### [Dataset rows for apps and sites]
○ ○ ○ ○

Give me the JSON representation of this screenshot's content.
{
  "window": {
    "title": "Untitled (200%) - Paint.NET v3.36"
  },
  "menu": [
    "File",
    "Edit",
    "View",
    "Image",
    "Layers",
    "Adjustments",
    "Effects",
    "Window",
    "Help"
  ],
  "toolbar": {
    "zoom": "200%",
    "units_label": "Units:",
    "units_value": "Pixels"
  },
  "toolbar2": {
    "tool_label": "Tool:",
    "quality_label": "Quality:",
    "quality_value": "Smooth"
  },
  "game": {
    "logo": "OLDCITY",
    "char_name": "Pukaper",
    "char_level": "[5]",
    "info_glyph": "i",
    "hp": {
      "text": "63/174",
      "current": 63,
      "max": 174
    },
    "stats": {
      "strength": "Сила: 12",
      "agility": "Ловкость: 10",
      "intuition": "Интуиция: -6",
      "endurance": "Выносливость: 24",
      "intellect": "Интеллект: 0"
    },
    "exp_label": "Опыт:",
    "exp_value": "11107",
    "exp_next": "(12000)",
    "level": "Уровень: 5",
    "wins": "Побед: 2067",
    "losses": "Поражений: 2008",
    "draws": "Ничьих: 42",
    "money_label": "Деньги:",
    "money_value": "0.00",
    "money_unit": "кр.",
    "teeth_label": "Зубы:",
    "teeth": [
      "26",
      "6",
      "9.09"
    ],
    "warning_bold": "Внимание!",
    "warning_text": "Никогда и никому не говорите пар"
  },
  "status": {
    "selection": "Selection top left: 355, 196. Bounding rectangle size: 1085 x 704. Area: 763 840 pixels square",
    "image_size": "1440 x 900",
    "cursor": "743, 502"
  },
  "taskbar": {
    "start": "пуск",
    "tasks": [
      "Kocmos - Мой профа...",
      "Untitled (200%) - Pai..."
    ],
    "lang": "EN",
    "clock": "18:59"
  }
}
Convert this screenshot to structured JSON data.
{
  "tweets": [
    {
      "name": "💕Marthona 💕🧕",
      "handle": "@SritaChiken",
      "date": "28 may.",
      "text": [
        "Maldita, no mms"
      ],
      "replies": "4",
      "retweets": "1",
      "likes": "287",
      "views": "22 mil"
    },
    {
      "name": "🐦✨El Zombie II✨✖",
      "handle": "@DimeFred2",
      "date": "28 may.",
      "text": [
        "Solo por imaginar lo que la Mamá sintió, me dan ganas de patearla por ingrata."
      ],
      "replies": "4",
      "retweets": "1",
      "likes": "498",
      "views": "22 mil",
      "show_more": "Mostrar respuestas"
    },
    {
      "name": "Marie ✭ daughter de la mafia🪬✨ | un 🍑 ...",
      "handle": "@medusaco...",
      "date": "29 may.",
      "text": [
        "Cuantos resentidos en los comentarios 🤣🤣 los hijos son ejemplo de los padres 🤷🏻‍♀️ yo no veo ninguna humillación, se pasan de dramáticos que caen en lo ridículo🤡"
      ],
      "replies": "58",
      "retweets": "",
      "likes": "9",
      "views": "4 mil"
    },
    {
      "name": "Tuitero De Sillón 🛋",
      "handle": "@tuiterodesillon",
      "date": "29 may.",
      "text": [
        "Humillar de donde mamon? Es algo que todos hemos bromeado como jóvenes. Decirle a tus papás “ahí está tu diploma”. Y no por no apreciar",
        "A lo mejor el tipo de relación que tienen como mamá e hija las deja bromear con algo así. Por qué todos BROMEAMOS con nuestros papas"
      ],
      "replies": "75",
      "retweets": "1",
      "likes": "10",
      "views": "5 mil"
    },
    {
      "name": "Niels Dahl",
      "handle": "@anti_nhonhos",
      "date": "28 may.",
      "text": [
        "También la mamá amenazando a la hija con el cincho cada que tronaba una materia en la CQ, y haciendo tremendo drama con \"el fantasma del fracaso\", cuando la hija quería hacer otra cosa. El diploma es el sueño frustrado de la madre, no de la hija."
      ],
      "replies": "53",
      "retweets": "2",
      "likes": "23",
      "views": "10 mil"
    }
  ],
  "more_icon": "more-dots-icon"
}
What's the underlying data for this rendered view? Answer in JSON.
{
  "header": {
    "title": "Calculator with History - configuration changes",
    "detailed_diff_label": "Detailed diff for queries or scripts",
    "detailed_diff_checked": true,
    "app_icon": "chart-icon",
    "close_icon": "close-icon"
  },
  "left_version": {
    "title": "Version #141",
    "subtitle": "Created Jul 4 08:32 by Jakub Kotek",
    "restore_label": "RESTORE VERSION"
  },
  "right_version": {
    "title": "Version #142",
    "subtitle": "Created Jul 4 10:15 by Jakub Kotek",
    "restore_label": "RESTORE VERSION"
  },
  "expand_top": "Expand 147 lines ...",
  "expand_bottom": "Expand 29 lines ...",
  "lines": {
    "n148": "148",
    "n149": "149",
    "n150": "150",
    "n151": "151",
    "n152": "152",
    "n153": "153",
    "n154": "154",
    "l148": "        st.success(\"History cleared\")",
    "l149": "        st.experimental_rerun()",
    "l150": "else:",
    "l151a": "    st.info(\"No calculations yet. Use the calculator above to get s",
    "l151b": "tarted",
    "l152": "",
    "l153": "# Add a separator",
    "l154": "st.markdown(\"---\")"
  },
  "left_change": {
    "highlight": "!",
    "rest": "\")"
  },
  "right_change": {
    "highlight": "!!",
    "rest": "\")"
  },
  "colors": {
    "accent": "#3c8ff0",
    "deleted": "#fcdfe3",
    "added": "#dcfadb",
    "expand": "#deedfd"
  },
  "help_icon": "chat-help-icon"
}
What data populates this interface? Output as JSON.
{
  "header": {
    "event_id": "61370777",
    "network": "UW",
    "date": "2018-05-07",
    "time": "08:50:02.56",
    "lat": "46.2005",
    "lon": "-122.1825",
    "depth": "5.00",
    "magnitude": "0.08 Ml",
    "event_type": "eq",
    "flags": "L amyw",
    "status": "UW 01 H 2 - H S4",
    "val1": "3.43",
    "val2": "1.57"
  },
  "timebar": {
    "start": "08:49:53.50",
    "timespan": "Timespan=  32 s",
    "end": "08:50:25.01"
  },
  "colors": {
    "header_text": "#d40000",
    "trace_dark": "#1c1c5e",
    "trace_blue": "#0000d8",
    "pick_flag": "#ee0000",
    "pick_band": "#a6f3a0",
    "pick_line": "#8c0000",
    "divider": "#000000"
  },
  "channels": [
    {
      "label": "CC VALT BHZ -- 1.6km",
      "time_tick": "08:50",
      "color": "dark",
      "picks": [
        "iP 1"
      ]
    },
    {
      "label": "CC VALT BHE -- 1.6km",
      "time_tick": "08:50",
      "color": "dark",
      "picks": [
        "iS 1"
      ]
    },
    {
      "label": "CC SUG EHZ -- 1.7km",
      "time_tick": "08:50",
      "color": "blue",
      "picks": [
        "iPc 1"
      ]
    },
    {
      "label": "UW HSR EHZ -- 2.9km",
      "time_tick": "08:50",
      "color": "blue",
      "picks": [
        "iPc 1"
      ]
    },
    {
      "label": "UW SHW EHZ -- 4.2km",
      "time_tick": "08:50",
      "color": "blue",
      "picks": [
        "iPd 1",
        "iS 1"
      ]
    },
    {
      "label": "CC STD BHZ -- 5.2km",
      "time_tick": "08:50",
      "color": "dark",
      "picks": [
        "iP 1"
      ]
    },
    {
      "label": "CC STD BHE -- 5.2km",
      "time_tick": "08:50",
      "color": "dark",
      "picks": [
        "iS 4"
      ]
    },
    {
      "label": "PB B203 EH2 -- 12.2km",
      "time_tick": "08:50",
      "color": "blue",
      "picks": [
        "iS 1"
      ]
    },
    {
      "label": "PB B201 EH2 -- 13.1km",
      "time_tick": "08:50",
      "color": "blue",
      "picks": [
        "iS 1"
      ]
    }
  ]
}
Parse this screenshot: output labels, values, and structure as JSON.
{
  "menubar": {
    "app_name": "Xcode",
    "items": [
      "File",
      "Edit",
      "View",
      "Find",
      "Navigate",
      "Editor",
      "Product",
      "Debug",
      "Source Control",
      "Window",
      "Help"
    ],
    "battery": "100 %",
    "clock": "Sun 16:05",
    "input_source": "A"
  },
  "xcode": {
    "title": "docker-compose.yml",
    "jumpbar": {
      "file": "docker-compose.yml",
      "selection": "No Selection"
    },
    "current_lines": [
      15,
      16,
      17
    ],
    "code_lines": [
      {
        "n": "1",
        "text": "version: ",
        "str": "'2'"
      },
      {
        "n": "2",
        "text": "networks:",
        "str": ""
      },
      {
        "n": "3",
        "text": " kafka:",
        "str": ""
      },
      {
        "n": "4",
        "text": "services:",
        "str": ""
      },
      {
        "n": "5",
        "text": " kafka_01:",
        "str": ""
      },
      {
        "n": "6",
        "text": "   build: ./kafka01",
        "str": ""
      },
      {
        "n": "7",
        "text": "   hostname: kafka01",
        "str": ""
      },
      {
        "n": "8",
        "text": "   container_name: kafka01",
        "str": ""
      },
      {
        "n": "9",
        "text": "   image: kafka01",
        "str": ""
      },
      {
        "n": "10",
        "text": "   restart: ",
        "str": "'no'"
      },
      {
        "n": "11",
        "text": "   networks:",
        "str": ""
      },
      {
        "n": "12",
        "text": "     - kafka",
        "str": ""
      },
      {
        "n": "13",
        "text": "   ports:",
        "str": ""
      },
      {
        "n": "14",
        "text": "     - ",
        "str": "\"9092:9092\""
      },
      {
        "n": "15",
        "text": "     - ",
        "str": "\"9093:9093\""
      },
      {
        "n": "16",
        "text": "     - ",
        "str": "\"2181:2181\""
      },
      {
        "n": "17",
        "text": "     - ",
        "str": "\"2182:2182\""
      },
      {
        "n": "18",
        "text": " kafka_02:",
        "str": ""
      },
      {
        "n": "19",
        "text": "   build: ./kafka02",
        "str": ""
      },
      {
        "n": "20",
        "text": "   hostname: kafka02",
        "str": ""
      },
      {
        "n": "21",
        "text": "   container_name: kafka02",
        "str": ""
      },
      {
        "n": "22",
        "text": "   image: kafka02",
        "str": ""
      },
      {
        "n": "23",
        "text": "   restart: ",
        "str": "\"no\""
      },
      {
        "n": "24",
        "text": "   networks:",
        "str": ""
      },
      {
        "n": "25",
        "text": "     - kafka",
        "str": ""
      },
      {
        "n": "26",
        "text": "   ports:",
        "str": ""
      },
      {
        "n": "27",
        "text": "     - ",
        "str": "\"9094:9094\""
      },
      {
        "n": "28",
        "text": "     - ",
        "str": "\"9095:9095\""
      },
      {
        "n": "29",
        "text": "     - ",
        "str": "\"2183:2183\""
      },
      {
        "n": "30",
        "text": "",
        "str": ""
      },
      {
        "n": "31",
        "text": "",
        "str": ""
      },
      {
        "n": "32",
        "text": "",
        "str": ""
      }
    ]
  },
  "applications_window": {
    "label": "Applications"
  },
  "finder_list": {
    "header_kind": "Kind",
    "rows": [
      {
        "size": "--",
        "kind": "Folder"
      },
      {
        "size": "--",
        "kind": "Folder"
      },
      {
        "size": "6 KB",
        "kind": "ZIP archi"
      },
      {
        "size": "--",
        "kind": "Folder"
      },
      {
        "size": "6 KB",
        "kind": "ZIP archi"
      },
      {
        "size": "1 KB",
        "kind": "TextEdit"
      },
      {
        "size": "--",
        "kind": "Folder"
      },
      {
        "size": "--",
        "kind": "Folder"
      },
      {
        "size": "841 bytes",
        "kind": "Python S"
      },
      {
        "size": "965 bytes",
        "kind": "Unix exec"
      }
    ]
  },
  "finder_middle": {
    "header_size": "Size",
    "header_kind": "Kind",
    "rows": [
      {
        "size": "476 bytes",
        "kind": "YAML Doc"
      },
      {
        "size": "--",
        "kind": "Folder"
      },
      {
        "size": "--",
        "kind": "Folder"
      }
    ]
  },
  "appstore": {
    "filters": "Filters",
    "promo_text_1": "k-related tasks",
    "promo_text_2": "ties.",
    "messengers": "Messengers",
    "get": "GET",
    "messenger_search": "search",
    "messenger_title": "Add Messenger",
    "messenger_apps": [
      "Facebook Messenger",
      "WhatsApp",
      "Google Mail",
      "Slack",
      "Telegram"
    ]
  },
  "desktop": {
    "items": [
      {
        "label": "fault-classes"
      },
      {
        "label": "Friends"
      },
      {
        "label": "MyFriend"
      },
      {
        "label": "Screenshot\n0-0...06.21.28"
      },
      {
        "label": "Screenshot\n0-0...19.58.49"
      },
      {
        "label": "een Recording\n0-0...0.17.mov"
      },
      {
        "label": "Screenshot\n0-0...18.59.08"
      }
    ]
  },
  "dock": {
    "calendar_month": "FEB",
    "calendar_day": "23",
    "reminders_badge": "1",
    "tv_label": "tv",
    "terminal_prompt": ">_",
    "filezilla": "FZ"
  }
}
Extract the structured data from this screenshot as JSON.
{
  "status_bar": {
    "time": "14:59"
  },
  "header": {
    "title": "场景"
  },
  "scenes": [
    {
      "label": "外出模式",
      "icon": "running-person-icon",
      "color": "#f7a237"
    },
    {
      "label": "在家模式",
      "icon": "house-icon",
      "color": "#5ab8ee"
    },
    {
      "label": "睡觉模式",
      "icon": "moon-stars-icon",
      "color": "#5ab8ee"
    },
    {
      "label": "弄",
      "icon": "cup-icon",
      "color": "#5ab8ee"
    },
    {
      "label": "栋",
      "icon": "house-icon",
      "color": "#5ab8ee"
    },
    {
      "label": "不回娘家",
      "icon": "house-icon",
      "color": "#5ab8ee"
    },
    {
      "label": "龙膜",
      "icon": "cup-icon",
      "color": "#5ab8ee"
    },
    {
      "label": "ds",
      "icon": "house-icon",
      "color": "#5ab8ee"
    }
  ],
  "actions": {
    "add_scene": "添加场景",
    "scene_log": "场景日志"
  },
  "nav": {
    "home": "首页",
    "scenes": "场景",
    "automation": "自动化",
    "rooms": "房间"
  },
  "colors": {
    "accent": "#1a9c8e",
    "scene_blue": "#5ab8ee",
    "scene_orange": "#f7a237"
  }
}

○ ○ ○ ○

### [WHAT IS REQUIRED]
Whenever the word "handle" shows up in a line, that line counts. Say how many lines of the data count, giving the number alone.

### [EXERCISE RESULT]
5